▶ **Exercise**
Output every record below precisely as it is written.

****************

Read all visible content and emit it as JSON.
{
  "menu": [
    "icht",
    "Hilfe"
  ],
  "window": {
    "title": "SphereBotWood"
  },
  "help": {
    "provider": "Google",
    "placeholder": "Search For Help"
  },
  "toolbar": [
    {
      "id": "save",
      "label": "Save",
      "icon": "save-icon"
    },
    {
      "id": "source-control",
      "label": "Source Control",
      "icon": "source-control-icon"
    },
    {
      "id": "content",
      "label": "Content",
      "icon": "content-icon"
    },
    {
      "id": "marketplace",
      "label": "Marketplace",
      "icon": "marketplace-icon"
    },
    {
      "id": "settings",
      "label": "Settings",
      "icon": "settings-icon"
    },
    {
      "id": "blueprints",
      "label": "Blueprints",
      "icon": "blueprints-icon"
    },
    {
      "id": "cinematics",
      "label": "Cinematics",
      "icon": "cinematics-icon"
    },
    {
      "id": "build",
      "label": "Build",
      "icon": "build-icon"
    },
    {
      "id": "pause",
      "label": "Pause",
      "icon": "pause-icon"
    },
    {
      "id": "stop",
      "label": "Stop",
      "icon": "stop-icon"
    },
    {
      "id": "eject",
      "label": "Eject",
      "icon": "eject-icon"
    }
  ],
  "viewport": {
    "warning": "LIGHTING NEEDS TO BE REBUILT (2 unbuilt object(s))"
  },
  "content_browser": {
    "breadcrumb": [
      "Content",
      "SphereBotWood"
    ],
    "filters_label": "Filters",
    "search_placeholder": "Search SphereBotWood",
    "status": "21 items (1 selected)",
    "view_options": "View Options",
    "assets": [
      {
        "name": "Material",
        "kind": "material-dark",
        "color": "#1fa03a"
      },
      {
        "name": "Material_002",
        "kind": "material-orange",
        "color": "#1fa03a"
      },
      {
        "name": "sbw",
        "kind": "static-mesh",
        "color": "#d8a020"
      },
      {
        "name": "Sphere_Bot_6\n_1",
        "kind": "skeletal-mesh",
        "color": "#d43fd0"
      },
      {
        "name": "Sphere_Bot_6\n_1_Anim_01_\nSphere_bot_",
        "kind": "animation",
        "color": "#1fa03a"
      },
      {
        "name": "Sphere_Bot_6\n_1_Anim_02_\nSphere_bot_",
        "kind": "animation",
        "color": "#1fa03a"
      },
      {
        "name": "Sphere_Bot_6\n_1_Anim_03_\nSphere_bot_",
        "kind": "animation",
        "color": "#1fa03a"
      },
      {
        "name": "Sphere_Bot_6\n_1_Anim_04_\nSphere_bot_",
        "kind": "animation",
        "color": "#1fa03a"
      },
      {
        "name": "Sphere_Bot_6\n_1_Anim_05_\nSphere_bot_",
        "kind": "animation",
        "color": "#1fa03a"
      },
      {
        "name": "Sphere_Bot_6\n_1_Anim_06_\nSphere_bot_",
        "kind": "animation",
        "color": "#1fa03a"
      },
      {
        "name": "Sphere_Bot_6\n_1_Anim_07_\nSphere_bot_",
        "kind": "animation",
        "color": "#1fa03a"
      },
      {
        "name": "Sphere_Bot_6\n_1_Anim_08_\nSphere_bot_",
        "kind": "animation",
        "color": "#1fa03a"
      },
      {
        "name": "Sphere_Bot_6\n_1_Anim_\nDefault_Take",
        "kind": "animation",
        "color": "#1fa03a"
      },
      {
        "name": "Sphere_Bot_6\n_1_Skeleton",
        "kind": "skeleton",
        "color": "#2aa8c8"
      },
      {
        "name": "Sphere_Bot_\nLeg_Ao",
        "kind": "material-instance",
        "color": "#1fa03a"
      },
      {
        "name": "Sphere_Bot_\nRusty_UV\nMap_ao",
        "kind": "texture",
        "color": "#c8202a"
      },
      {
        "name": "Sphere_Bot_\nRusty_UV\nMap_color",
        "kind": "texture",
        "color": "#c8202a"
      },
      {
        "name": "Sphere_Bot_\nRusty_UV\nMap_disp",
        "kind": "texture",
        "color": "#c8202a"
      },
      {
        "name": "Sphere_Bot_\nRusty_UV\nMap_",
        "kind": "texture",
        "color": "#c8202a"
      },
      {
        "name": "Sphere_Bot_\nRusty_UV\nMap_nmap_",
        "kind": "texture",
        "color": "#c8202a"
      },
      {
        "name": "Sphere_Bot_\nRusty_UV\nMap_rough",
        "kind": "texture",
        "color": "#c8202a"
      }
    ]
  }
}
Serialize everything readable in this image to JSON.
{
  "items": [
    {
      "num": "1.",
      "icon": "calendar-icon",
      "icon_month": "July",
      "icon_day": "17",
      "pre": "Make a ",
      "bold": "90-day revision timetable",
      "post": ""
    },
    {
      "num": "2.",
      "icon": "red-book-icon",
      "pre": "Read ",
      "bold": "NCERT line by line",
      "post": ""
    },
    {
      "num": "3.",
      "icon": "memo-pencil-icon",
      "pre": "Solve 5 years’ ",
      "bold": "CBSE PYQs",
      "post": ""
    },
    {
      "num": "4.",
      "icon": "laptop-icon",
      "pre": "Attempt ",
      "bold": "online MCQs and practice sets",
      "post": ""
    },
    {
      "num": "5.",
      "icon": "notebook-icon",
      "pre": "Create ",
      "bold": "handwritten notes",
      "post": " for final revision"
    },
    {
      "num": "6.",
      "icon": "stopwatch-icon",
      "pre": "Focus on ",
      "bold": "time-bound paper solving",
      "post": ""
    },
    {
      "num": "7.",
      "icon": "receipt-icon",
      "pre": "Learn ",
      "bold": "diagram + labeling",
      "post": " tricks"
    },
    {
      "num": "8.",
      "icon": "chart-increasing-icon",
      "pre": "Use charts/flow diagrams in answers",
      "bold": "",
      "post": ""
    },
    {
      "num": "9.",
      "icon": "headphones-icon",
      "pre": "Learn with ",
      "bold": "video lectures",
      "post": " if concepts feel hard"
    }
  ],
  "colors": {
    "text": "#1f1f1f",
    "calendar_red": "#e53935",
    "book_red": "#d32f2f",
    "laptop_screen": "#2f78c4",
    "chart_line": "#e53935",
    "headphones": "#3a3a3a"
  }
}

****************

▶ **Your response**
Read all visible content and emit it as JSON.
{
  "menu": [
    "icht",
    "Hilfe"
  ],
  "window": {
    "title": "SphereBotWood"
  },
  "help": {
    "provider": "Google",
    "placeholder": "Search For Help"
  },
  "toolbar": [
    {
      "id": "save",
      "label": "Save",
      "icon": "save-icon"
    },
    {
      "id": "source-control",
      "label": "Source Control",
      "icon": "source-control-icon"
    },
    {
      "id": "content",
      "label": "Content",
      "icon": "content-icon"
    },
    {
      "id": "marketplace",
      "label": "Marketplace",
      "icon": "marketplace-icon"
    },
    {
      "id": "settings",
      "label": "Settings",
      "icon": "settings-icon"
    },
    {
      "id": "blueprints",
      "label": "Blueprints",
      "icon": "blueprints-icon"
    },
    {
      "id": "cinematics",
      "label": "Cinematics",
      "icon": "cinematics-icon"
    },
    {
      "id": "build",
      "label": "Build",
      "icon": "build-icon"
    },
    {
      "id": "pause",
      "label": "Pause",
      "icon": "pause-icon"
    },
    {
      "id": "stop",
      "label": "Stop",
      "icon": "stop-icon"
    },
    {
      "id": "eject",
      "label": "Eject",
      "icon": "eject-icon"
    }
  ],
  "viewport": {
    "warning": "LIGHTING NEEDS TO BE REBUILT (2 unbuilt object(s))"
  },
  "content_browser": {
    "breadcrumb": [
      "Content",
      "SphereBotWood"
    ],
    "filters_label": "Filters",
    "search_placeholder": "Search SphereBotWood",
    "status": "21 items (1 selected)",
    "view_options": "View Options",
    "assets": [
      {
        "name": "Material",
        "kind": "material-dark",
        "color": "#1fa03a"
      },
      {
        "name": "Material_002",
        "kind": "material-orange",
        "color": "#1fa03a"
      },
      {
        "name": "sbw",
        "kind": "static-mesh",
        "color": "#d8a020"
      },
      {
        "name": "Sphere_Bot_6\n_1",
        "kind": "skeletal-mesh",
        "color": "#d43fd0"
      },
      {
        "name": "Sphere_Bot_6\n_1_Anim_01_\nSphere_bot_",
        "kind": "animation",
        "color": "#1fa03a"
      },
      {
        "name": "Sphere_Bot_6\n_1_Anim_02_\nSphere_bot_",
        "kind": "animation",
        "color": "#1fa03a"
      },
      {
        "name": "Sphere_Bot_6\n_1_Anim_03_\nSphere_bot_",
        "kind": "animation",
        "color": "#1fa03a"
      },
      {
        "name": "Sphere_Bot_6\n_1_Anim_04_\nSphere_bot_",
        "kind": "animation",
        "color": "#1fa03a"
      },
      {
        "name": "Sphere_Bot_6\n_1_Anim_05_\nSphere_bot_",
        "kind": "animation",
        "color": "#1fa03a"
      },
      {
        "name": "Sphere_Bot_6\n_1_Anim_06_\nSphere_bot_",
        "kind": "animation",
        "color": "#1fa03a"
      },
      {
        "name": "Sphere_Bot_6\n_1_Anim_07_\nSphere_bot_",
        "kind": "animation",
        "color": "#1fa03a"
      },
      {
        "name": "Sphere_Bot_6\n_1_Anim_08_\nSphere_bot_",
        "kind": "animation",
        "color": "#1fa03a"
      },
      {
        "name": "Sphere_Bot_6\n_1_Anim_\nDefault_Take",
        "kind": "animation",
        "color": "#1fa03a"
      },
      {
        "name": "Sphere_Bot_6\n_1_Skeleton",
        "kind": "skeleton",
        "color": "#2aa8c8"
      },
      {
        "name": "Sphere_Bot_\nLeg_Ao",
        "kind": "material-instance",
        "color": "#1fa03a"
      },
      {
        "name": "Sphere_Bot_\nRusty_UV\nMap_ao",
        "kind": "texture",
        "color": "#c8202a"
      },
      {
        "name": "Sphere_Bot_\nRusty_UV\nMap_color",
        "kind": "texture",
        "color": "#c8202a"
      },
      {
        "name": "Sphere_Bot_\nRusty_UV\nMap_disp",
        "kind": "texture",
        "color": "#c8202a"
      },
      {
        "name": "Sphere_Bot_\nRusty_UV\nMap_",
        "kind": "texture",
        "color": "#c8202a"
      },
      {
        "name": "Sphere_Bot_\nRusty_UV\nMap_nmap_",
        "kind": "texture",
        "color": "#c8202a"
      },
      {
        "name": "Sphere_Bot_\nRusty_UV\nMap_rough",
        "kind": "texture",
        "color": "#c8202a"
      }
    ]
  }
}
Serialize everything readable in this image to JSON.
{
  "items": [
    {
      "num": "1.",
      "icon": "calendar-icon",
      "icon_month": "July",
      "icon_day": "17",
      "pre": "Make a ",
      "bold": "90-day revision timetable",
      "post": ""
    },
    {
      "num": "2.",
      "icon": "red-book-icon",
      "pre": "Read ",
      "bold": "NCERT line by line",
      "post": ""
    },
    {
      "num": "3.",
      "icon": "memo-pencil-icon",
      "pre": "Solve 5 years’ ",
      "bold": "CBSE PYQs",
      "post": ""
    },
    {
      "num": "4.",
      "icon": "laptop-icon",
      "pre": "Attempt ",
      "bold": "online MCQs and practice sets",
      "post": ""
    },
    {
      "num": "5.",
      "icon": "notebook-icon",
      "pre": "Create ",
      "bold": "handwritten notes",
      "post": " for final revision"
    },
    {
      "num": "6.",
      "icon": "stopwatch-icon",
      "pre": "Focus on ",
      "bold": "time-bound paper solving",
      "post": ""
    },
    {
      "num": "7.",
      "icon": "receipt-icon",
      "pre": "Learn ",
      "bold": "diagram + labeling",
      "post": " tricks"
    },
    {
      "num": "8.",
      "icon": "chart-increasing-icon",
      "pre": "Use charts/flow diagrams in answers",
      "bold": "",
      "post": ""
    },
    {
      "num": "9.",
      "icon": "headphones-icon",
      "pre": "Learn with ",
      "bold": "video lectures",
      "post": " if concepts feel hard"
    }
  ],
  "colors": {
    "text": "#1f1f1f",
    "calendar_red": "#e53935",
    "book_red": "#d32f2f",
    "laptop_screen": "#2f78c4",
    "chart_line": "#e53935",
    "headphones": "#3a3a3a"
  }
}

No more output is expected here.